For over 35 years Pixie Projects, a 501c3 Nonprofit Organization in Clovis CA, has opened its doors to care for hundreds of very special animals. Most had been maimed and injured so badly they were left permanently scarred and disfigured and others had been abused so severely they were left permanently disabled. These are extreme cases, so be forewarned that some visitors may find photos on the Pixie Project web site to be disturbing.
Pixie’s life has been one of great tragedy and overwhelming inspiration as she has faced some of life’s greatest trials and tribulations, and found the courage and determination to survive and live on her terms.
It has been over ten years since a little three-legged palomino pony mare hopped out of the back of a stock trailer and into a new life, but it has been an incredible inspiring journey, not only for her, but for her new family.
Left to suffer and care for herself after her right hind leg was torn off as a baby, Pixie somehow managed to survive on her own in a mountain pasture for several years before she was rescued.
Not only had she dragged herself along to find food and water, but she had endured the attacks of the band of horses she was left with. With her little stub dangling she would stand and fight and then hobble away as they ran her down. But, there was more. At not quite three years old, Pixie was also in foal to a full sized stallion when she arrived at her new forever home.
Over the next several months, she grew huge as everyone awaited the birth of her foal, and hopped for the best. But tragedy struck again when the full sized filly she was carrying died during birth and Pixie was left fighting for her life.
As the days passed and Pixie got better her family knew she had to have a prosthesis if she was to survive, but there were also more problems as her x-rays showed a sharp broken bone in her stub that need corrective surgery.
Thanks to the generosity of KMJ Radio in Fresno, California, and so many of their listeners, Pixie was going to have her chance. She was loaded in a trailer on a cold November morning and traveled to a clinic in Southern California, (over 13 hours in the trailer standing up, sweating, and pawing through a horrendous wind storm), that specializes in these kinds of procedures.
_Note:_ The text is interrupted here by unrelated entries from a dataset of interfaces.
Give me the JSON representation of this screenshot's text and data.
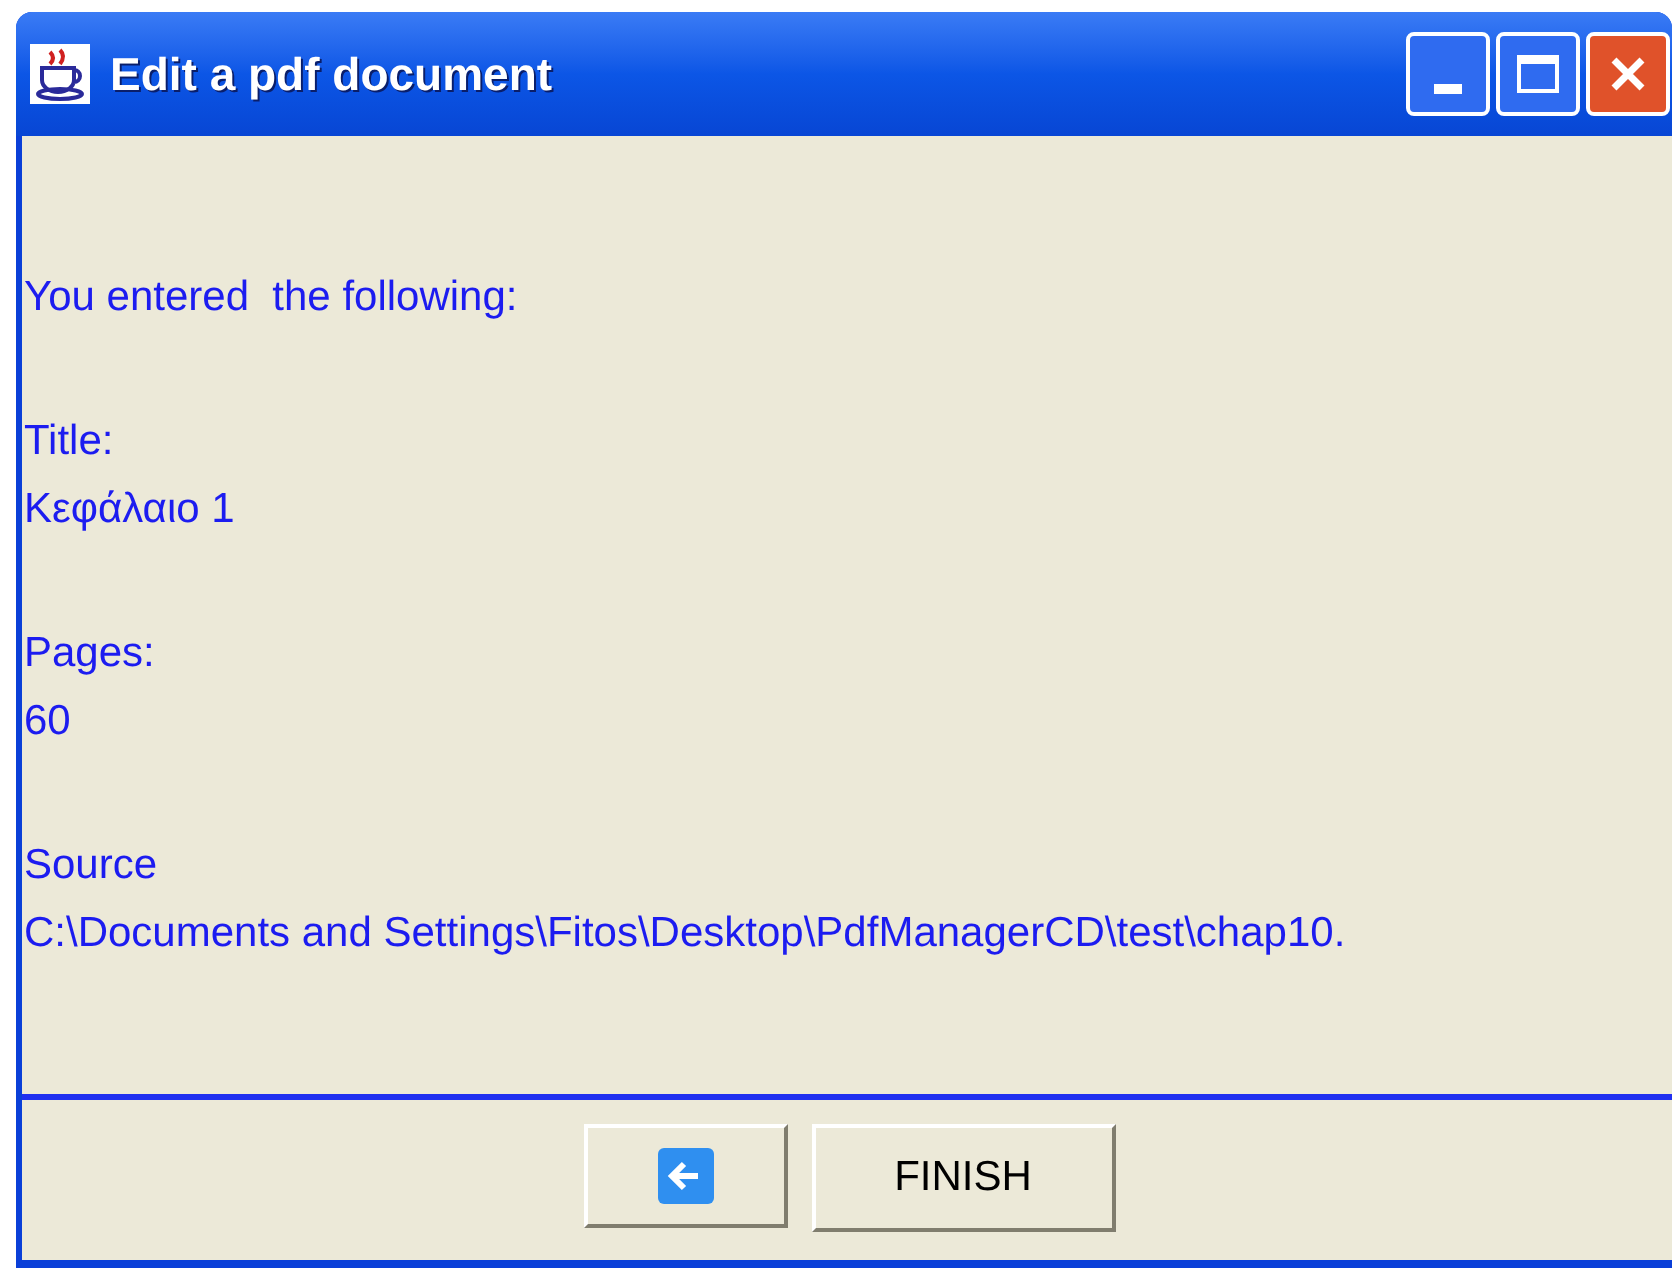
{
  "window": {
    "title": "Edit a pdf document"
  },
  "intro": "You entered  the following:",
  "fields": [
    {
      "label": "Title:",
      "value": "Κεφάλαιο 1"
    },
    {
      "label": "Pages:",
      "value": "60"
    },
    {
      "label": "Source",
      "value": "C:\\Documents and Settings\\Fitos\\Desktop\\PdfManagerCD\\test\\chap10."
    }
  ],
  "buttons": [
    {
      "kind": "back"
    },
    {
      "kind": "text",
      "label": "FINISH"
    }
  ]
}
Once there, the veterinarian who was to work on her decided not to do the operation. Instead, she was loaded with pain killers and fitted with a heavy cast, (that she had to drag around), while her stub was burned with a caustic powder. It was left wrapped for days, (and not checked), while her owners were told she was just fine and that they were only waiting for a donated prosthesis before they sent her home. However Pixie was in real trouble and getting worse every day.
Then her owners received a call telling them what had really happened. They had experimented on her. Everything the clinic was told not to do, they had done. Pixie was being sent home to die and there were thousands of dollars in additional vet bills owed for a problem they caused. (The pre-arranged cost of her procedure and stay had been paid in full by check when she arrived).
Grief stricken, her owners wanted to save her. Pixie had already suffered so much and never given up, and she wanted to live. Her regular, (local), vet also wanted to give her the chance she had earned. So she did Pixie’s surgery, (actually another amputation), on a blowup mattress in the back yard of her veterinary clinic.
Pixie came home right after the operation and stood on three legs for days fighting while her stub was kept wrapped and treated. Once it healed, she had to have a leg if she was to survive. With nowhere to turn her owners fitted her with a homemade prosthesis, and off she went. But, it is never easy, as Pixie always does things HER way, and there are always complications and adjustments to be made with a prosthesis, as well as an occasional pressure sore.
Her prosthesis has evolved and changed greatly over the years and now she has one (made from parts bought on EBay, Lowe’s, and Orchard Supply) that allows her to bend her leg at the hock and walk more normal. (This has to be done to keep her joints from stiffening and her leg from atrophying).
Pixie loves her life. More then anything she just wants to be like all the other horses and bosses them around every chance she gets. She is sometimes referred to as “Little miss you are not the boss of me”. She goes to bed at night and her leg is removed and put back on in the morning when she gets up. She gives big kisses and visits with special needs individuals and groups such a 4-H. If she gets tired during the day she sits on the couch in her stall. She loves shavings, and is a world class tail rubber, and sometimes dirt eater.
Pixie Projects has a number of other animals like Pixie. They would love to network and share information about the special needs animals they care for with others.
To see more pictures and updates, and to contact Pixie Projects, please visit http://www.pixiepony.com.